All of this preparation and work takes a lot of thought and expends emotional energy. However, if I follow my own guidelines, I won’t get sick very often, and I get to engage in one of the most important rituals in life. I think it’s worth it.
Carol, May Dreams Gardens
Great post. Anymore, it seems everyone has food restrictions of some kind or other, or there are foods we shouldn’t eat. More restaurants need to get ‘with the program’ and offer low fat, low carb, gluten free/dairy free options. They need to improve the quality of their food, too!
Hi Dee~ Great post! Traveling and eating out have to be one of the hardest challenges we face in gluten free life, but glad to see that you will not let your diet take that experience out of your life. We still travel a lot as well, but you have to plan, plan, plan. In a recent trip to Texas, I actually mapped our route on mapquest and then mapped out the chick fil a and wendy restaurants along the interstate.
Happy Summer to you~
Hey – thanks for all of the links! My MIL has Celiac Disease, and she likes to eat out…
Dee, I love the attitude you’ve adopted. There’s no joy in avoiding travel because of food. I was reminded of my niece who has some serious allergies to various foodstuffs. She won’t let it stop her – she reads package labels carefully and carries around her own stash of food as well. She’s managed trips to Russia, Italy, England and France several times and hasn’t had any problems. She has her epi-pens in case but hasn’t yet had to use them.
I admire you for putting in the time to figure out which restaurants are safe to eat at. Good for you!
Lisa at Greenbow
I am not familiar with this condition. I am glad you have figured out how to deal with it.
Martha/All the Dirt on Gardening
Hi Dee –
Great non-gardening post that is central to daily life and traveling for many of us.
Over the years, I have taken quite a bit of hassle about my food needs. It seems I eat more often than most people. Fresh fruit, home made snacks and a packed emergency lunch is always with me. I would rather throw away uneaten safety net food than not have it.
The hubby’s joke is that if it’s 10:30 and I’m not complaining about being hungry he assumes he has to reset his watch.
While I don’t have your particular condition, most restaurant food makes me sick and my best recommendation is “I never got sick there.”
Thanks for the tips on safe foods for us sensitive types.
I can sympathise – my children have nut and soy allergies that can make it difficult to travel. Eating at a church potluck is a minefield – we just bring our own food for the allergic children. We suspected once that one of our children had celiac (thankfully he doesn’t!) and I was very scared.
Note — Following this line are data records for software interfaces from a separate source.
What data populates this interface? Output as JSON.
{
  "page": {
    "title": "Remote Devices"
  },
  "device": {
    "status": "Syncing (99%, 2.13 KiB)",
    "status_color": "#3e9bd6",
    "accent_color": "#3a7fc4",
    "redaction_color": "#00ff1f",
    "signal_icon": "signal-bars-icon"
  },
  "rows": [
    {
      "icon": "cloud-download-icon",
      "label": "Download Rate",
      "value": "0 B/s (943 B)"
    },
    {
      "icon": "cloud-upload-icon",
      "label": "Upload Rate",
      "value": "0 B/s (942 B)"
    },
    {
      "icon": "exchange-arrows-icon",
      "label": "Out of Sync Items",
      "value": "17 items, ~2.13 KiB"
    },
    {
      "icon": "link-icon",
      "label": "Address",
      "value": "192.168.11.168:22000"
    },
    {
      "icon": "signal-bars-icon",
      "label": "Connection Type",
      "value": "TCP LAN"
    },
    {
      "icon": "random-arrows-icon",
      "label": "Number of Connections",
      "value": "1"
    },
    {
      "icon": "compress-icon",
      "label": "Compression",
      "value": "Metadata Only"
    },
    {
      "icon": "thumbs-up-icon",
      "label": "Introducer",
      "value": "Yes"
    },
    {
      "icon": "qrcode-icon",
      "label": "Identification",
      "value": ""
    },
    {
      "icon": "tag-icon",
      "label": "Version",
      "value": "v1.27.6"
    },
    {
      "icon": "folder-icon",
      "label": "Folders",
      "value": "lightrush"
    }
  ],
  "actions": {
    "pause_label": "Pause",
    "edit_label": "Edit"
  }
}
Oh, Honey-bunny– I am nearly in tears as I read your post. It is such a struggle. And I have to say that at the recent GIG Conference, the information I heard is that celiac disease is a small part of the whole that is gluten-intolerance, and gluten-intolerance is a serious and severe malady affecting the entire body. Thank you so much for your tips. I have to say I did not take to the Larabars at all. And one of my greatest memories is running into a grocery store for lunch and getting Vienna Sausages and sharing them with my dear toddler grandson, who loves them with Nana! Sometimes I eat them at home, just because I like them. 🙂
Thank you for teaching me how to eat out. Thanks to you, I’m finally getting out more!